EXERCISE MATERIAL:
———

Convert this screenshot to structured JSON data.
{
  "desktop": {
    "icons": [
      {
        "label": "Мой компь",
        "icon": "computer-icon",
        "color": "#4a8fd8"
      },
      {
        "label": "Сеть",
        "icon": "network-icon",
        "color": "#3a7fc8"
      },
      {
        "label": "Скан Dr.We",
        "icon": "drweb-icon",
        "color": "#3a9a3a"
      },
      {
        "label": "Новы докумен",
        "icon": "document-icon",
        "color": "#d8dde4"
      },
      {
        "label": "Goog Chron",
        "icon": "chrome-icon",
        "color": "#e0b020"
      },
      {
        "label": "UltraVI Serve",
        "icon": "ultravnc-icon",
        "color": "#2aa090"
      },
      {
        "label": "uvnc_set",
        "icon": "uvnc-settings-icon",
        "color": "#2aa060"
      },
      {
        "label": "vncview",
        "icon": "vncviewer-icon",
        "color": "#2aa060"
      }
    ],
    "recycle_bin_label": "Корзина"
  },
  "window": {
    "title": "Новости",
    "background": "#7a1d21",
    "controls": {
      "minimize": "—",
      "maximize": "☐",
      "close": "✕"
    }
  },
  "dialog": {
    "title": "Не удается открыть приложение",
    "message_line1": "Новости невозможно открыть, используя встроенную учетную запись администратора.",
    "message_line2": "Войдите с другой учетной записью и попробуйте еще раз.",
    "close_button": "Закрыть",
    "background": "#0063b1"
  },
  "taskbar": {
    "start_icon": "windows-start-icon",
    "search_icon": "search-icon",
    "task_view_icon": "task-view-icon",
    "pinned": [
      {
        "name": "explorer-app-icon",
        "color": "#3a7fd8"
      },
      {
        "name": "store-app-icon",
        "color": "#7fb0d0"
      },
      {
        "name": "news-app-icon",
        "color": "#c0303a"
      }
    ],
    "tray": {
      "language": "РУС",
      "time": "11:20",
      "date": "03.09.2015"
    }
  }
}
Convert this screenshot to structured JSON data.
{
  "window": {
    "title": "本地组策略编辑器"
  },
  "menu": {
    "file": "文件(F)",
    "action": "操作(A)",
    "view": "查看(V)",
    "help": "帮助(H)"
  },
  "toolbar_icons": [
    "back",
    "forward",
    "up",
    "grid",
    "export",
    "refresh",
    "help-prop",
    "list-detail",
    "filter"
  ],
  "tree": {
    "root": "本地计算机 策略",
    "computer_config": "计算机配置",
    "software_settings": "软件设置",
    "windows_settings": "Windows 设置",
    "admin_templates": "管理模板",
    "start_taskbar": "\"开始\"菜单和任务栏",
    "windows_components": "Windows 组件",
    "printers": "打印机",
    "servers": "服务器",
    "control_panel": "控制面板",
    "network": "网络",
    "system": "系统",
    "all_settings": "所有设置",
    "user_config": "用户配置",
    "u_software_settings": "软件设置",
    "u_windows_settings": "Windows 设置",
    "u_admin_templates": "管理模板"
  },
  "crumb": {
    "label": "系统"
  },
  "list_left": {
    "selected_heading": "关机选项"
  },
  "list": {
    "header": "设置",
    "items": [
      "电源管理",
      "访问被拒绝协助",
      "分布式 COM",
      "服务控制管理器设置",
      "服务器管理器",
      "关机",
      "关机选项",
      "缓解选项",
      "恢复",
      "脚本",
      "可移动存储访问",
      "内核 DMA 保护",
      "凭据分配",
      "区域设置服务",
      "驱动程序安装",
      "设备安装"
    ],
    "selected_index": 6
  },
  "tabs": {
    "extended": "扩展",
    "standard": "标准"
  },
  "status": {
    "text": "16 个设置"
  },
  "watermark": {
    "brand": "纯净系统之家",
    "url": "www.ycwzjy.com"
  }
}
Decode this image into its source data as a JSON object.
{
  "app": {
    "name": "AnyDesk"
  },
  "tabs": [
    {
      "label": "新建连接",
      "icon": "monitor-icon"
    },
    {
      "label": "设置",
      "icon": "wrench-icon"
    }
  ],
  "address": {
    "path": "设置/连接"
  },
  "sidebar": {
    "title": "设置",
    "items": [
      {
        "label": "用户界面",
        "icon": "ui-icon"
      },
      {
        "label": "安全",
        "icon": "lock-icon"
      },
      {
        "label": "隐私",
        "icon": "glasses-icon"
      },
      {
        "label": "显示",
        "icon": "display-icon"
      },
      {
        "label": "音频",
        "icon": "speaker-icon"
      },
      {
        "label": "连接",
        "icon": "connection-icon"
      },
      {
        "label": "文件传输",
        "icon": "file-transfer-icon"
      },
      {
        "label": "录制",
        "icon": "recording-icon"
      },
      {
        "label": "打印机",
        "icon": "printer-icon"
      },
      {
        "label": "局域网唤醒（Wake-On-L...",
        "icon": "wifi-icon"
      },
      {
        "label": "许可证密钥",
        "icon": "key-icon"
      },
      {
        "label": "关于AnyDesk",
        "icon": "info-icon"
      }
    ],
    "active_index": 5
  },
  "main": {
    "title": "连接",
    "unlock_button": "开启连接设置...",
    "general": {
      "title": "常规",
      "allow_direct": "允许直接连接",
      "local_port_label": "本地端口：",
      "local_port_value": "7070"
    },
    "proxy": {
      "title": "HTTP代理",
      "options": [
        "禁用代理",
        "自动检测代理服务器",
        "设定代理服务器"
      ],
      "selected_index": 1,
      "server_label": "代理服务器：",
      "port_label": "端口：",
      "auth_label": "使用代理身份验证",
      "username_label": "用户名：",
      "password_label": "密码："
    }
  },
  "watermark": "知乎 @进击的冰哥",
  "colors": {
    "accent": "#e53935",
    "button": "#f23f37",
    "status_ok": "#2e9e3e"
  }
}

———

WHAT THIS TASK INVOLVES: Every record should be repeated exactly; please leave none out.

YOUR SOLUTION:
Convert this screenshot to structured JSON data.
{
  "desktop": {
    "icons": [
      {
        "label": "Мой компь",
        "icon": "computer-icon",
        "color": "#4a8fd8"
      },
      {
        "label": "Сеть",
        "icon": "network-icon",
        "color": "#3a7fc8"
      },
      {
        "label": "Скан Dr.We",
        "icon": "drweb-icon",
        "color": "#3a9a3a"
      },
      {
        "label": "Новы докумен",
        "icon": "document-icon",
        "color": "#d8dde4"
      },
      {
        "label": "Goog Chron",
        "icon": "chrome-icon",
        "color": "#e0b020"
      },
      {
        "label": "UltraVI Serve",
        "icon": "ultravnc-icon",
        "color": "#2aa090"
      },
      {
        "label": "uvnc_set",
        "icon": "uvnc-settings-icon",
        "color": "#2aa060"
      },
      {
        "label": "vncview",
        "icon": "vncviewer-icon",
        "color": "#2aa060"
      }
    ],
    "recycle_bin_label": "Корзина"
  },
  "window": {
    "title": "Новости",
    "background": "#7a1d21",
    "controls": {
      "minimize": "—",
      "maximize": "☐",
      "close": "✕"
    }
  },
  "dialog": {
    "title": "Не удается открыть приложение",
    "message_line1": "Новости невозможно открыть, используя встроенную учетную запись администратора.",
    "message_line2": "Войдите с другой учетной записью и попробуйте еще раз.",
    "close_button": "Закрыть",
    "background": "#0063b1"
  },
  "taskbar": {
    "start_icon": "windows-start-icon",
    "search_icon": "search-icon",
    "task_view_icon": "task-view-icon",
    "pinned": [
      {
        "name": "explorer-app-icon",
        "color": "#3a7fd8"
      },
      {
        "name": "store-app-icon",
        "color": "#7fb0d0"
      },
      {
        "name": "news-app-icon",
        "color": "#c0303a"
      }
    ],
    "tray": {
      "language": "РУС",
      "time": "11:20",
      "date": "03.09.2015"
    }
  }
}
Convert this screenshot to structured JSON data.
{
  "window": {
    "title": "本地组策略编辑器"
  },
  "menu": {
    "file": "文件(F)",
    "action": "操作(A)",
    "view": "查看(V)",
    "help": "帮助(H)"
  },
  "toolbar_icons": [
    "back",
    "forward",
    "up",
    "grid",
    "export",
    "refresh",
    "help-prop",
    "list-detail",
    "filter"
  ],
  "tree": {
    "root": "本地计算机 策略",
    "computer_config": "计算机配置",
    "software_settings": "软件设置",
    "windows_settings": "Windows 设置",
    "admin_templates": "管理模板",
    "start_taskbar": "\"开始\"菜单和任务栏",
    "windows_components": "Windows 组件",
    "printers": "打印机",
    "servers": "服务器",
    "control_panel": "控制面板",
    "network": "网络",
    "system": "系统",
    "all_settings": "所有设置",
    "user_config": "用户配置",
    "u_software_settings": "软件设置",
    "u_windows_settings": "Windows 设置",
    "u_admin_templates": "管理模板"
  },
  "crumb": {
    "label": "系统"
  },
  "list_left": {
    "selected_heading": "关机选项"
  },
  "list": {
    "header": "设置",
    "items": [
      "电源管理",
      "访问被拒绝协助",
      "分布式 COM",
      "服务控制管理器设置",
      "服务器管理器",
      "关机",
      "关机选项",
      "缓解选项",
      "恢复",
      "脚本",
      "可移动存储访问",
      "内核 DMA 保护",
      "凭据分配",
      "区域设置服务",
      "驱动程序安装",
      "设备安装"
    ],
    "selected_index": 6
  },
  "tabs": {
    "extended": "扩展",
    "standard": "标准"
  },
  "status": {
    "text": "16 个设置"
  },
  "watermark": {
    "brand": "纯净系统之家",
    "url": "www.ycwzjy.com"
  }
}
Decode this image into its source data as a JSON object.
{
  "app": {
    "name": "AnyDesk"
  },
  "tabs": [
    {
      "label": "新建连接",
      "icon": "monitor-icon"
    },
    {
      "label": "设置",
      "icon": "wrench-icon"
    }
  ],
  "address": {
    "path": "设置/连接"
  },
  "sidebar": {
    "title": "设置",
    "items": [
      {
        "label": "用户界面",
        "icon": "ui-icon"
      },
      {
        "label": "安全",
        "icon": "lock-icon"
      },
      {
        "label": "隐私",
        "icon": "glasses-icon"
      },
      {
        "label": "显示",
        "icon": "display-icon"
      },
      {
        "label": "音频",
        "icon": "speaker-icon"
      },
      {
        "label": "连接",
        "icon": "connection-icon"
      },
      {
        "label": "文件传输",
        "icon": "file-transfer-icon"
      },
      {
        "label": "录制",
        "icon": "recording-icon"
      },
      {
        "label": "打印机",
        "icon": "printer-icon"
      },
      {
        "label": "局域网唤醒（Wake-On-L...",
        "icon": "wifi-icon"
      },
      {
        "label": "许可证密钥",
        "icon": "key-icon"
      },
      {
        "label": "关于AnyDesk",
        "icon": "info-icon"
      }
    ],
    "active_index": 5
  },
  "main": {
    "title": "连接",
    "unlock_button": "开启连接设置...",
    "general": {
      "title": "常规",
      "allow_direct": "允许直接连接",
      "local_port_label": "本地端口：",
      "local_port_value": "7070"
    },
    "proxy": {
      "title": "HTTP代理",
      "options": [
        "禁用代理",
        "自动检测代理服务器",
        "设定代理服务器"
      ],
      "selected_index": 1,
      "server_label": "代理服务器：",
      "port_label": "端口：",
      "auth_label": "使用代理身份验证",
      "username_label": "用户名：",
      "password_label": "密码："
    }
  },
  "watermark": "知乎 @进击的冰哥",
  "colors": {
    "accent": "#e53935",
    "button": "#f23f37",
    "status_ok": "#2e9e3e"
  }
}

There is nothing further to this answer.